Money is like nitroglycerin: handling it is not morally wrong, but, especially if you do not know what you are doing, it is extremely risky. It seems as if everywhere you look, there is a warning label of some kind on toys, cigarettes, diet soft drinks, even air bags! Perhaps it would be a good idea to put a warning label on dollar bills, certificates of deposit, and credit cards. Perhaps nothing has been the ruin of more people, marriages, and friendships, than the failure to handle money properly.

You are either master over your money or a slave to it—there is no in between. As I walked through the rich grain fields of financial wisdom in Proverbs, I gleaned some keys to helping you to master your money—lessons you can pass on to your children that will be “worth their weight in gold.” Let me share just two with you…

Principle No. One: Being poor is a problem, but being rich isn’t the answer. The New Living Translation renders Proverbs 8 this way: The rich can pay a ransom, but the poor won’t even get threatened.

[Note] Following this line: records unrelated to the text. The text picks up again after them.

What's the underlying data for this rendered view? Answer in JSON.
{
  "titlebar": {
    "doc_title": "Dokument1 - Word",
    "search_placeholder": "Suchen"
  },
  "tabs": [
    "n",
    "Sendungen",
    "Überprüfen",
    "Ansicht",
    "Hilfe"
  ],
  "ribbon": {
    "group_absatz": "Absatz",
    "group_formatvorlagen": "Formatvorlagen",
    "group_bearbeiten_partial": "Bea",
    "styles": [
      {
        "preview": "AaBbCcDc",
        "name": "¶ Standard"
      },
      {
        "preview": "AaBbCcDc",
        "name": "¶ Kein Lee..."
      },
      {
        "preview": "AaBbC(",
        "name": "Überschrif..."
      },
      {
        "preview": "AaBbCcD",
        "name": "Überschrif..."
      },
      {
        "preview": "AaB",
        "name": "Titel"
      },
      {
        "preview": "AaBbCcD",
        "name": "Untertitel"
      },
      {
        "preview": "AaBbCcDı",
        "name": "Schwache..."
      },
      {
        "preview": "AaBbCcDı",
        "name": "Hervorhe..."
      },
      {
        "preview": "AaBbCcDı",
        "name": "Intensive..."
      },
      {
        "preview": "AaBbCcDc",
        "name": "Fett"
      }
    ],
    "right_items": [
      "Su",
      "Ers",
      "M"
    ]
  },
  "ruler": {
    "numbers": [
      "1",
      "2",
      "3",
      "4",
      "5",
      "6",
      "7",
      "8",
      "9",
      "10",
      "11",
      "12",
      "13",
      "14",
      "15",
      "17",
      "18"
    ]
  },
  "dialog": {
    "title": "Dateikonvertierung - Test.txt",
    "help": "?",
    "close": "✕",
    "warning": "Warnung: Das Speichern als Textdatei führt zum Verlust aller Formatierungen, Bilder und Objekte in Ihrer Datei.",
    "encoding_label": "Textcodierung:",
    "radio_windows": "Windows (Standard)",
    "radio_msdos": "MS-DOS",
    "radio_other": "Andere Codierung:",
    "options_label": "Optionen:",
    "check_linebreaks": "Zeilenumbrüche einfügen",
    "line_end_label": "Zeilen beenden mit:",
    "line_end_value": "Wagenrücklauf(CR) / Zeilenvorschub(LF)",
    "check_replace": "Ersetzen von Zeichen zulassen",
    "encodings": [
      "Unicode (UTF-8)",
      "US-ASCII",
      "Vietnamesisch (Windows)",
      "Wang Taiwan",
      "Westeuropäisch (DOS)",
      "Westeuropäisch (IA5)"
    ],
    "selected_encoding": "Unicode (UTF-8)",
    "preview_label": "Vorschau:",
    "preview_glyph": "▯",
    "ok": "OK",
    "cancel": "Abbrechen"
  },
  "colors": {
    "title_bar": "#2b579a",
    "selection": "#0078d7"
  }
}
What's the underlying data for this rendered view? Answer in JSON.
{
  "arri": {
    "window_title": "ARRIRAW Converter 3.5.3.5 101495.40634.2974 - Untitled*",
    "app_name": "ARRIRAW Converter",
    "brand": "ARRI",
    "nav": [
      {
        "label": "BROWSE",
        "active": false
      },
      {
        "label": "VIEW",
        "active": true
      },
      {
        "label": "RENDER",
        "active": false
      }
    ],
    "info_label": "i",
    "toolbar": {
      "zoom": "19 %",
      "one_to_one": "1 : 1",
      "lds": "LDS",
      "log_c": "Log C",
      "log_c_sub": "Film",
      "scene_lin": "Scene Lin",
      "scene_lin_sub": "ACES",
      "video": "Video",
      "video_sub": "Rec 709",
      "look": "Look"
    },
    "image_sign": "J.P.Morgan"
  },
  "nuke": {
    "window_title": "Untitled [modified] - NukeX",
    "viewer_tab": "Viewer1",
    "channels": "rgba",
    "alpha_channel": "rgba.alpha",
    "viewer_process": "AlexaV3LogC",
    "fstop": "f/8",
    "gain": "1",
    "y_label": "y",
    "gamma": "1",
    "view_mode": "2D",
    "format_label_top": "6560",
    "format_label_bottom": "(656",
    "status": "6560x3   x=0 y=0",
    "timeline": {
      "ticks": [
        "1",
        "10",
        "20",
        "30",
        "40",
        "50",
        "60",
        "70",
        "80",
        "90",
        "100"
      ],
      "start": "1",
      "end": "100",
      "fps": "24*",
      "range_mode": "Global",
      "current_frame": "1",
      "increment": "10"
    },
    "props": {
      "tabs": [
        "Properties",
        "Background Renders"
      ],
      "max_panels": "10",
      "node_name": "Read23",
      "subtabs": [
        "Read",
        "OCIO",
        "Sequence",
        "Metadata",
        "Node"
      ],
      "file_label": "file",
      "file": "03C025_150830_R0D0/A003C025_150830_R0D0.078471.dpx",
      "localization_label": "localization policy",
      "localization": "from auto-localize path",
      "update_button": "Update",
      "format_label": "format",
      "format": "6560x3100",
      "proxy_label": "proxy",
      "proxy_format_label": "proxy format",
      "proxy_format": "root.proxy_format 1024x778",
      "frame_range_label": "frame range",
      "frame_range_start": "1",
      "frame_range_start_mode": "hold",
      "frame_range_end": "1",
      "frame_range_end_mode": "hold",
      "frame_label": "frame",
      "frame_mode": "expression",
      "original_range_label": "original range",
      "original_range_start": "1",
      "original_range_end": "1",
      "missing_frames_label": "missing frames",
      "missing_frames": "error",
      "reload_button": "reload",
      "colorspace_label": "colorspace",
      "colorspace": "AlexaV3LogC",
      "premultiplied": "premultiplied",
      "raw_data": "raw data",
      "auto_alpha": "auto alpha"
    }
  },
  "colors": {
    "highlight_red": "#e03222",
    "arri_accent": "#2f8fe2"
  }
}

The poor man may get no mail, but the rich man may get “blackmail!” The good news is, that the rich are worth kidnapping. The bad news is, they are able to pay the ransom. For the poor, the bad news is, they are not worth kidnapping, but the good news is, they don’t have to worry about ransom. The principle is that money is not an end. It comes with its own set of problems. Pursuing riches may rid you of some challenges but it will also bring other challenges and it certainly will not bring you happiness in any eternal sense.

Principle Number Two: Remember the difference between “needy” and “greedy.” We have all heard, when it comes to cars, “speed kills.” When it comes to money, “greed kills.” So are the ways of everyone who is greedy for gain; it takes away the life of its owners. (Proverbs 1:19) We Americans pledge allegiance to “One nation under God,” and then live as if we believe in “One nation under greed.”

A greedy man is just like the heroine addict. It takes a “hit” to satisfy him, but the effect soon wears off and he needs another “hit.” When John D. Rockefeller was the richest man in the world, he was asked by an employee, “Mr. Rockefeller, how much money is enough?” To which Rockefeller replied, “Just a little bit more, son, just a little bit more.” A Greek sage once said, “To whom a little is not enough, nothing is enough.”

–James Merritt